I genuinely wish I knew what to say to encourage those who oppose gay rights to at least rethink their opposition. In considering this issue as a moral one, it is crucial to try to see matters from the perspective of the other. In some ways it sounds like such a cliché to appeal to the golden rule, but as Barbara Brown Taylor, Episcopal priest and among the most widely read Christian writers today, points out, some form of the golden rule is the moral heart of all major religious traditions. Judaism: “Hurt not others in ways that you yourself would find hurtful.” Islam: “None of you is a believer until you love for [the other] what you love for yourself.” Hinduism: “This is the sum of duty: Do not do to others what would cause pain if done to you.” And, of course, there is the Christian tenet: “Do to others as you would have them do to you.”
In my classes when the issue of gay rights was discussed, heterosexual students would often say things like: I certainly do not recall ever choosing to be heterosexual. I never thought to myself, I believe I will be attracted to members of the opposite sex. No heterosexual ever said, I remember the time and place when I chose my sexual orientation. For heterosexuals, it is a discovery, not a choice, a realization, not a decision. Surely, the same is true for gays and lesbians.
The moral heart of the matter, then, is putting oneself in the place of the other. Sexuality is a fundamental dimension of who we are. What would it be like to have the essence of one’s sexuality described as immoral? What would it be like to try to live one’s life without sexual intimacy as those who oppose gay rights argue that gays should do?

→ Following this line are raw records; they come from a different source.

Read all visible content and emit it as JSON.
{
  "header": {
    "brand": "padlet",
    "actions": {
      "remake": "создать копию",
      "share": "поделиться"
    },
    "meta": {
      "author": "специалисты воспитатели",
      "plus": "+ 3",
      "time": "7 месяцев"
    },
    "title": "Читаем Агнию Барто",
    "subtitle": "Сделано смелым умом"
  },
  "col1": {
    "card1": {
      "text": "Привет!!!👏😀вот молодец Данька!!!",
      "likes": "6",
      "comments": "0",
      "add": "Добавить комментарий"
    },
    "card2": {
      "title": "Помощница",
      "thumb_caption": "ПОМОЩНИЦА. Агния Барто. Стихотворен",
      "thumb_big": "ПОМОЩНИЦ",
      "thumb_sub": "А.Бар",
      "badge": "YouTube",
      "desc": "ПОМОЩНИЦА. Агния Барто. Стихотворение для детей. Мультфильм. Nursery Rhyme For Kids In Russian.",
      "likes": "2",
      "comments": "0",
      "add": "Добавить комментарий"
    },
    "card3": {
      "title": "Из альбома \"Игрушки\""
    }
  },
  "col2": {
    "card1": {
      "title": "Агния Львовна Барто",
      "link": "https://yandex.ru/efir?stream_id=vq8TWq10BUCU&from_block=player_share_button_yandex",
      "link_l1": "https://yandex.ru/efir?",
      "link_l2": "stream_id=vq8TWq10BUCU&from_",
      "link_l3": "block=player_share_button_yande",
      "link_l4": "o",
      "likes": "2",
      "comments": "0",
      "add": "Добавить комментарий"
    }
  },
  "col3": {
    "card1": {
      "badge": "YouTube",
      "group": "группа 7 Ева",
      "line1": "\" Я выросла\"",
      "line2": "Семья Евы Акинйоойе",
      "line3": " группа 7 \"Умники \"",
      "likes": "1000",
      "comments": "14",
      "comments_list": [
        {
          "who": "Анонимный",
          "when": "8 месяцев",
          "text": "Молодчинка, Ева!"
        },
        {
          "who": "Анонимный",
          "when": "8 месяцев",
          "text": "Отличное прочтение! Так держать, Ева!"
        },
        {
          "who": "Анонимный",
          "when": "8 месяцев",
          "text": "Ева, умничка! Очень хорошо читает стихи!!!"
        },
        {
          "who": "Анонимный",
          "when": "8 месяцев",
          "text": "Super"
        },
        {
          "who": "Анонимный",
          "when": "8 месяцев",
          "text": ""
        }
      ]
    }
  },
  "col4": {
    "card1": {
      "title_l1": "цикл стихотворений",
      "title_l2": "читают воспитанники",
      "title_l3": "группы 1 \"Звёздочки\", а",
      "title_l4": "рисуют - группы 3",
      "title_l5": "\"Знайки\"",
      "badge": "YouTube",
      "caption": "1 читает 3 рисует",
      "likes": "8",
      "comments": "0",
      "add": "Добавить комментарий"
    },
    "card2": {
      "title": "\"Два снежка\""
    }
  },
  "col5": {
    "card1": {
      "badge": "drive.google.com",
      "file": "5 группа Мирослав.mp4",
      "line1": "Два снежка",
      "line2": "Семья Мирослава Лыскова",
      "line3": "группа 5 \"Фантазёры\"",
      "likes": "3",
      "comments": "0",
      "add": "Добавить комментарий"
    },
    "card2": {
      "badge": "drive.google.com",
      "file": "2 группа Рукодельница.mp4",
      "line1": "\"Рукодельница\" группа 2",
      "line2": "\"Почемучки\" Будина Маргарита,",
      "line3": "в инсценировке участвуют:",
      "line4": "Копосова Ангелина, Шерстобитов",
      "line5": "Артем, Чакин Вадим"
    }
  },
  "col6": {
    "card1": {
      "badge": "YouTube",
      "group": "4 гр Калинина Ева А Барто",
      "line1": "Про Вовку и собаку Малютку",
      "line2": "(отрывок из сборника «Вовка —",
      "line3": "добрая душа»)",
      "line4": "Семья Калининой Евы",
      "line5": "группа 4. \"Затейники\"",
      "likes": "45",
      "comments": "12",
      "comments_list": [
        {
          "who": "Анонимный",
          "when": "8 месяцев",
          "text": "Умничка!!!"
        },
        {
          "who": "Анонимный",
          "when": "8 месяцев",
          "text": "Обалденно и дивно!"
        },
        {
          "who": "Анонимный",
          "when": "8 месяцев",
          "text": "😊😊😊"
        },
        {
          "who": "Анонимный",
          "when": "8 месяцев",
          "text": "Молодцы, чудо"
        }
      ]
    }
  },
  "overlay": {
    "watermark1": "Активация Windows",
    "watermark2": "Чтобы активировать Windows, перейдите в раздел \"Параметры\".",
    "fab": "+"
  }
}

Time and again, I recall American historian Doris Kearns Goodwin’s book “Team of Rivals” describing Abraham Lincoln as “possessing extraordinary empathy, the gift . . . of putting himself in the place of another, to experience what they were feeling, to understand their motives and desires.” This capacity to feel with the other is the foundation of movements for justice throughout time and place. It should empower concern for justice for gays and lesbians.
Eventually, the arc of justice will land at Baylor with regard to this matter. The LGBTQ community will be recognized and valued. Would that it came sooner rather than later, just as we now look back and wish Baylor had pursued racial justice sooner than it did.
The Baptist minister, Mississippi author and civil rights leader Will Campbell, in a presentation at Baylor years ago, said there would come a time when we Baptists would apologize for how we treated homosexuals as we now apologize for how we once treated blacks. Surely this is so.